With number-one overall pick Victor Wembanyama looking like he might be a superstar, even as a rookie, he could be a huge difference-maker. However, for the Spurs to make enough of an improvement to challenge for a spot in the play-in tournament, they will need other members of their young core to step up. The most likely candidate to take a big leap is Devin Vassell, who was the team's best player last season and he could thrive thanks to the attention that Wembanyama draws.
But the Spurs have bigger questions that will need to be answered before the end of the season. After all, despite San Antonio expecting to be more competitive, they are still rebuilding and figuring out who will have a role on their team going forward. With that in mind, let's see which questions need answering, starting with Spurs' weakest position.
4.) Can Blake Wesley improve enough to play point guard?
It's easy for second-year point guard Blake Wesley to get lost in the shuffle. He was the last of the team's three first-round selections in 2022 and, unironically, showed the least out of those players, with Jeremy Sochan and Malaki Branham looking far more NBA-ready. It was always seen as unlikely that all three players would pan out, with Sochan being the surest thing and Branham and Wesley being a coin flip.
But Branham looks like he'll be able to fill a role as a scorer off the bench, while it's unclear if Wesley can earn minutes and hasn't through the team's first two games. San Antonio did him a major favor by releasing Cam Payne, which would have buried him behind as many as three other point guards. Though, with the Spurs essentially starting Sochan at point guard, Wesley will still be behind both him and Tre Jones.

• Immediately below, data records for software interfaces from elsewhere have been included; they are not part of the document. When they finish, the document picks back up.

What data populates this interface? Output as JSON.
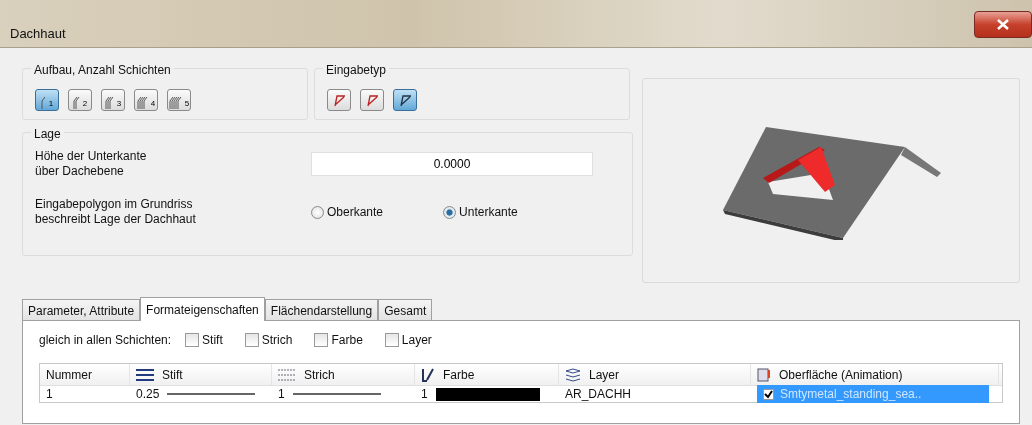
{
  "window": {
    "title": "Dachhaut"
  },
  "layers": {
    "label": "Aufbau, Anzahl Schichten",
    "buttons": [
      {
        "number": "1",
        "selected": true
      },
      {
        "number": "2",
        "selected": false
      },
      {
        "number": "3",
        "selected": false
      },
      {
        "number": "4",
        "selected": false
      },
      {
        "number": "5",
        "selected": false
      }
    ]
  },
  "input_type": {
    "label": "Eingabetyp",
    "buttons": [
      {
        "selected": false
      },
      {
        "selected": false
      },
      {
        "selected": true
      }
    ]
  },
  "position": {
    "label": "Lage",
    "height_label": [
      "Höhe der Unterkante",
      "über Dachebene"
    ],
    "height_value": "0.0000",
    "polygon_label": [
      "Eingabepolygon im Grundriss",
      "beschreibt Lage der Dachhaut"
    ],
    "radios": [
      {
        "label": "Oberkante",
        "selected": false
      },
      {
        "label": "Unterkante",
        "selected": true
      }
    ]
  },
  "tabs": [
    {
      "label": "Parameter, Attribute",
      "selected": false
    },
    {
      "label": "Formateigenschaften",
      "selected": true
    },
    {
      "label": "Flächendarstellung",
      "selected": false
    },
    {
      "label": "Gesamt",
      "selected": false
    }
  ],
  "same_in_all": {
    "label": "gleich in allen Schichten:",
    "checkboxes": [
      {
        "label": "Stift",
        "checked": false
      },
      {
        "label": "Strich",
        "checked": false
      },
      {
        "label": "Farbe",
        "checked": false
      },
      {
        "label": "Layer",
        "checked": false
      }
    ]
  },
  "table": {
    "columns": [
      {
        "label": "Nummer",
        "kind": "plain"
      },
      {
        "label": "Stift",
        "kind": "pen"
      },
      {
        "label": "Strich",
        "kind": "line"
      },
      {
        "label": "Farbe",
        "kind": "color"
      },
      {
        "label": "Layer",
        "kind": "layer"
      },
      {
        "label": "Oberfläche (Animation)",
        "kind": "surface"
      }
    ],
    "rows": [
      {
        "number": "1",
        "pen": "0.25",
        "line": "1",
        "color_index": "1",
        "color": "#000000",
        "layer": "AR_DACHH",
        "surface": "Smtymetal_standing_sea..",
        "surface_checked": true,
        "surface_selected": true
      }
    ]
  }
}
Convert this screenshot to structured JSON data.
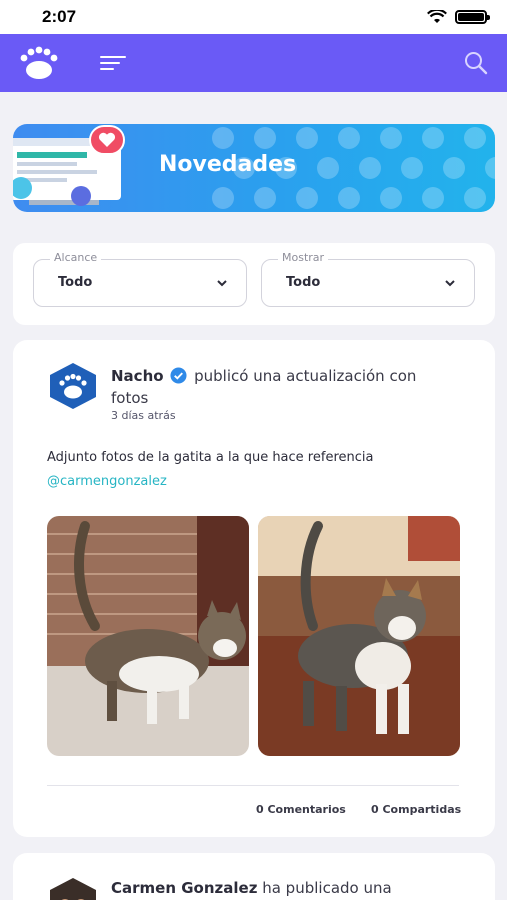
{
  "status_bar": {
    "time": "2:07"
  },
  "app_bar": {
    "logo_icon": "paw-logo-icon",
    "menu_icon": "menu-icon",
    "search_icon": "search-icon",
    "color": "#6a5af6"
  },
  "banner": {
    "title": "Novedades"
  },
  "filters": [
    {
      "label": "Alcance",
      "value": "Todo"
    },
    {
      "label": "Mostrar",
      "value": "Todo"
    }
  ],
  "posts": [
    {
      "author": "Nacho",
      "action": "publicó una actualización con fotos",
      "time": "3 días atrás",
      "text": "Adjunto fotos de la gatita a la que hace referencia",
      "mention": "@carmengonzalez",
      "photos": [
        "cat-photo-1",
        "cat-photo-2"
      ],
      "comments": "0 Comentarios",
      "shares": "0 Compartidas"
    },
    {
      "author": "Carmen Gonzalez",
      "action": "ha publicado una"
    }
  ]
}
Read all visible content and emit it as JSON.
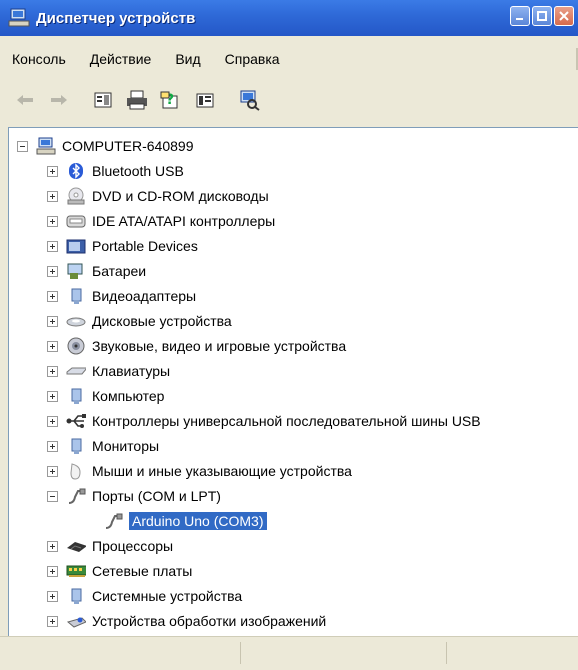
{
  "window": {
    "title": "Диспетчер устройств"
  },
  "menu": {
    "items": [
      "Консоль",
      "Действие",
      "Вид",
      "Справка"
    ]
  },
  "toolbar": {
    "buttons": [
      "back-icon",
      "forward-icon",
      "properties-icon",
      "print-icon",
      "help-icon",
      "view-icon",
      "scan-hardware-icon"
    ]
  },
  "tree": {
    "root": {
      "label": "COMPUTER-640899",
      "icon": "computer-icon"
    },
    "items": [
      {
        "label": "Bluetooth USB",
        "icon": "bluetooth-icon",
        "state": "collapsed"
      },
      {
        "label": "DVD и CD-ROM дисководы",
        "icon": "cdrom-icon",
        "state": "collapsed"
      },
      {
        "label": "IDE ATA/ATAPI контроллеры",
        "icon": "ide-icon",
        "state": "collapsed"
      },
      {
        "label": "Portable Devices",
        "icon": "portable-device-icon",
        "state": "collapsed"
      },
      {
        "label": "Батареи",
        "icon": "battery-icon",
        "state": "collapsed"
      },
      {
        "label": "Видеоадаптеры",
        "icon": "display-adapter-icon",
        "state": "collapsed"
      },
      {
        "label": "Дисковые устройства",
        "icon": "disk-drive-icon",
        "state": "collapsed"
      },
      {
        "label": "Звуковые, видео и игровые устройства",
        "icon": "sound-icon",
        "state": "collapsed"
      },
      {
        "label": "Клавиатуры",
        "icon": "keyboard-icon",
        "state": "collapsed"
      },
      {
        "label": "Компьютер",
        "icon": "computer-small-icon",
        "state": "collapsed"
      },
      {
        "label": "Контроллеры универсальной последовательной шины USB",
        "icon": "usb-icon",
        "state": "collapsed"
      },
      {
        "label": "Мониторы",
        "icon": "monitor-icon",
        "state": "collapsed"
      },
      {
        "label": "Мыши и иные указывающие устройства",
        "icon": "mouse-icon",
        "state": "collapsed"
      },
      {
        "label": "Порты (COM и LPT)",
        "icon": "port-icon",
        "state": "expanded"
      },
      {
        "label": "Arduino Uno (COM3)",
        "icon": "port-icon",
        "state": "child-selected"
      },
      {
        "label": "Процессоры",
        "icon": "processor-icon",
        "state": "collapsed"
      },
      {
        "label": "Сетевые платы",
        "icon": "network-icon",
        "state": "collapsed"
      },
      {
        "label": "Системные устройства",
        "icon": "system-icon",
        "state": "collapsed"
      },
      {
        "label": "Устройства обработки изображений",
        "icon": "imaging-icon",
        "state": "collapsed"
      }
    ]
  },
  "colors": {
    "titlebar": "#2f6ad8",
    "selection": "#316ac5",
    "chrome": "#ece9d8"
  }
}
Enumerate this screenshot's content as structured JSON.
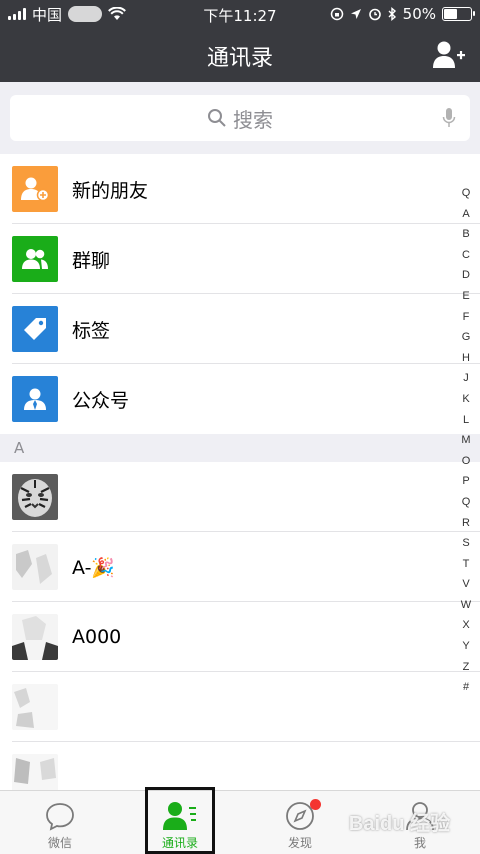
{
  "status_bar": {
    "carrier": "中国",
    "time": "下午11:27",
    "battery": "50%"
  },
  "nav": {
    "title": "通讯录",
    "add_icon": "add-friend-icon"
  },
  "search": {
    "placeholder": "搜索"
  },
  "functions": [
    {
      "label": "新的朋友",
      "icon": "new-friend-icon",
      "color": "#fa9d3b"
    },
    {
      "label": "群聊",
      "icon": "group-chat-icon",
      "color": "#1aad19"
    },
    {
      "label": "标签",
      "icon": "tag-icon",
      "color": "#2782d7"
    },
    {
      "label": "公众号",
      "icon": "official-account-icon",
      "color": "#2782d7"
    }
  ],
  "section_letter": "A",
  "contacts": [
    {
      "name": ""
    },
    {
      "name": "A-🎉"
    },
    {
      "name": "A000"
    },
    {
      "name": ""
    },
    {
      "name": ""
    }
  ],
  "index_letters": [
    "Q",
    "A",
    "B",
    "C",
    "D",
    "E",
    "F",
    "G",
    "H",
    "J",
    "K",
    "L",
    "M",
    "O",
    "P",
    "Q",
    "R",
    "S",
    "T",
    "V",
    "W",
    "X",
    "Y",
    "Z",
    "#"
  ],
  "tabs": [
    {
      "label": "微信",
      "icon": "chat-bubble-icon",
      "active": false
    },
    {
      "label": "通讯录",
      "icon": "contacts-icon",
      "active": true
    },
    {
      "label": "发现",
      "icon": "compass-icon",
      "active": false,
      "badge": true
    },
    {
      "label": "我",
      "icon": "me-icon",
      "active": false
    }
  ],
  "watermark": "Baidu 经验",
  "colors": {
    "accent": "#1aad19",
    "header": "#393a3f",
    "badge": "#f43530"
  }
}
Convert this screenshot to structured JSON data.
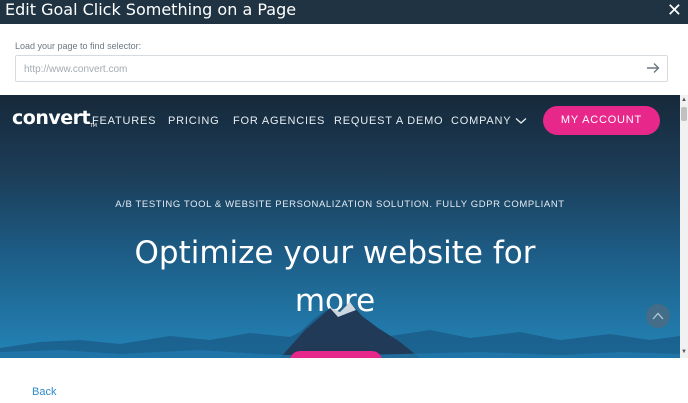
{
  "dialog": {
    "title": "Edit Goal Click Something on a Page",
    "close_label": "✕"
  },
  "loader": {
    "label": "Load your page to find selector:",
    "url_value": "",
    "url_placeholder": "http://www.convert.com"
  },
  "site": {
    "logo": "convert",
    "logo_tm": "TM",
    "nav": {
      "features": "FEATURES",
      "pricing": "PRICING",
      "agencies": "FOR AGENCIES",
      "demo": "REQUEST A DEMO",
      "company": "COMPANY",
      "account": "MY ACCOUNT"
    },
    "tagline": "A/B TESTING TOOL & WEBSITE PERSONALIZATION SOLUTION. FULLY GDPR COMPLIANT",
    "headline": "Optimize your website for more"
  },
  "footer": {
    "back_label": "Back"
  },
  "colors": {
    "titlebar": "#1f3343",
    "accent_pink": "#e8278a",
    "link_blue": "#2f8bc9"
  }
}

Factor in that Devonte Graham is likely to get minutes, either at point guard, shooting guard, or both, and that narrows Wesley's opportunities. In fact, the Spurs picking up the fourth-year option on Wesley's rookie-scale contract isn't a guarantee. After all, the Spurs could have two lottery picks next season and could just as easily replace him with another point guard in the draft.
In the meantime, he'll still get some opportunities to prove himself and he does have the distinction of being the fastest player on the team. That can be an asset, though he has a tendency to play too fast. He's shown some defensive potential and has some craft as a finisher but he will need to be more under control when he does play to warrant the team giving him more opportunities.